------ MATERIAL FOR THIS TASK ------

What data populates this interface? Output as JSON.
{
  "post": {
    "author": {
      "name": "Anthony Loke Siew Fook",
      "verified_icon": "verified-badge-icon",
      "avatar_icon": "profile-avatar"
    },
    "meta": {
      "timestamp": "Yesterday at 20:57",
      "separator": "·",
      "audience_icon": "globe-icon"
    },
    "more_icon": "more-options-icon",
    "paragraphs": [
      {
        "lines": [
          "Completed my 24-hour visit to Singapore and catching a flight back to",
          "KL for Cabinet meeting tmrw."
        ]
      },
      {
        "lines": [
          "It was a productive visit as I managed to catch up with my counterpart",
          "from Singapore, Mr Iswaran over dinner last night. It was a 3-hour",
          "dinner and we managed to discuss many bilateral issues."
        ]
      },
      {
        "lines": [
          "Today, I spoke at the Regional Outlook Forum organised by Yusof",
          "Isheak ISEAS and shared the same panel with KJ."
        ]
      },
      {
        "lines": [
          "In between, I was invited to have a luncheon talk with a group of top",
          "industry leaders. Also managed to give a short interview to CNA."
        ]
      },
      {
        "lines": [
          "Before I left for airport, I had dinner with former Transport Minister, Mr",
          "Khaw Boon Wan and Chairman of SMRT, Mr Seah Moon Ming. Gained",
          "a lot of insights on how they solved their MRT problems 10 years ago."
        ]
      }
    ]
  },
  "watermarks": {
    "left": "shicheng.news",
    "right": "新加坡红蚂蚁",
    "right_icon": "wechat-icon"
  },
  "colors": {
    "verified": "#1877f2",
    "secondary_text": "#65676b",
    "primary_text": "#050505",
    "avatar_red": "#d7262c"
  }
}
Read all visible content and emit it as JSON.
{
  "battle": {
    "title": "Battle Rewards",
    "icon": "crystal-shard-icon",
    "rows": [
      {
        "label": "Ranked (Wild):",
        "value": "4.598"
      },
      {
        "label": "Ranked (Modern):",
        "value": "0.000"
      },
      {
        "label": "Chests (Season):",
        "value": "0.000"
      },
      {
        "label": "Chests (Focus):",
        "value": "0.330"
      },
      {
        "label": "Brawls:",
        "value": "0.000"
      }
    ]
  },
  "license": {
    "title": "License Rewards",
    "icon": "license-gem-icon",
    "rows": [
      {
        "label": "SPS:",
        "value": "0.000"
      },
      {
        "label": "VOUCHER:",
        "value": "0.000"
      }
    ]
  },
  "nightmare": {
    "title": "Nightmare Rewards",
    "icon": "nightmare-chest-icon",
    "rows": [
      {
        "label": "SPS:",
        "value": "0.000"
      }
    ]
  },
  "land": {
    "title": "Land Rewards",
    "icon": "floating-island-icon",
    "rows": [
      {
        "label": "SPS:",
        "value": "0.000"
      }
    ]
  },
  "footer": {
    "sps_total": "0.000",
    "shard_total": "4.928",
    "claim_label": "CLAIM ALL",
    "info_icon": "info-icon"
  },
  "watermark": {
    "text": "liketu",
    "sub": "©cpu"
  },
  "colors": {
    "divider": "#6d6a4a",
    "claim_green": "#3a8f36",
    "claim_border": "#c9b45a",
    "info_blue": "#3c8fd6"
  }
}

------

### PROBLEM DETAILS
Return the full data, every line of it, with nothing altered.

### TASK RESPONSE
What data populates this interface? Output as JSON.
{
  "post": {
    "author": {
      "name": "Anthony Loke Siew Fook",
      "verified_icon": "verified-badge-icon",
      "avatar_icon": "profile-avatar"
    },
    "meta": {
      "timestamp": "Yesterday at 20:57",
      "separator": "·",
      "audience_icon": "globe-icon"
    },
    "more_icon": "more-options-icon",
    "paragraphs": [
      {
        "lines": [
          "Completed my 24-hour visit to Singapore and catching a flight back to",
          "KL for Cabinet meeting tmrw."
        ]
      },
      {
        "lines": [
          "It was a productive visit as I managed to catch up with my counterpart",
          "from Singapore, Mr Iswaran over dinner last night. It was a 3-hour",
          "dinner and we managed to discuss many bilateral issues."
        ]
      },
      {
        "lines": [
          "Today, I spoke at the Regional Outlook Forum organised by Yusof",
          "Isheak ISEAS and shared the same panel with KJ."
        ]
      },
      {
        "lines": [
          "In between, I was invited to have a luncheon talk with a group of top",
          "industry leaders. Also managed to give a short interview to CNA."
        ]
      },
      {
        "lines": [
          "Before I left for airport, I had dinner with former Transport Minister, Mr",
          "Khaw Boon Wan and Chairman of SMRT, Mr Seah Moon Ming. Gained",
          "a lot of insights on how they solved their MRT problems 10 years ago."
        ]
      }
    ]
  },
  "watermarks": {
    "left": "shicheng.news",
    "right": "新加坡红蚂蚁",
    "right_icon": "wechat-icon"
  },
  "colors": {
    "verified": "#1877f2",
    "secondary_text": "#65676b",
    "primary_text": "#050505",
    "avatar_red": "#d7262c"
  }
}
Read all visible content and emit it as JSON.
{
  "battle": {
    "title": "Battle Rewards",
    "icon": "crystal-shard-icon",
    "rows": [
      {
        "label": "Ranked (Wild):",
        "value": "4.598"
      },
      {
        "label": "Ranked (Modern):",
        "value": "0.000"
      },
      {
        "label": "Chests (Season):",
        "value": "0.000"
      },
      {
        "label": "Chests (Focus):",
        "value": "0.330"
      },
      {
        "label": "Brawls:",
        "value": "0.000"
      }
    ]
  },
  "license": {
    "title": "License Rewards",
    "icon": "license-gem-icon",
    "rows": [
      {
        "label": "SPS:",
        "value": "0.000"
      },
      {
        "label": "VOUCHER:",
        "value": "0.000"
      }
    ]
  },
  "nightmare": {
    "title": "Nightmare Rewards",
    "icon": "nightmare-chest-icon",
    "rows": [
      {
        "label": "SPS:",
        "value": "0.000"
      }
    ]
  },
  "land": {
    "title": "Land Rewards",
    "icon": "floating-island-icon",
    "rows": [
      {
        "label": "SPS:",
        "value": "0.000"
      }
    ]
  },
  "footer": {
    "sps_total": "0.000",
    "shard_total": "4.928",
    "claim_label": "CLAIM ALL",
    "info_icon": "info-icon"
  },
  "watermark": {
    "text": "liketu",
    "sub": "©cpu"
  },
  "colors": {
    "divider": "#6d6a4a",
    "claim_green": "#3a8f36",
    "claim_border": "#c9b45a",
    "info_blue": "#3c8fd6"
  }
}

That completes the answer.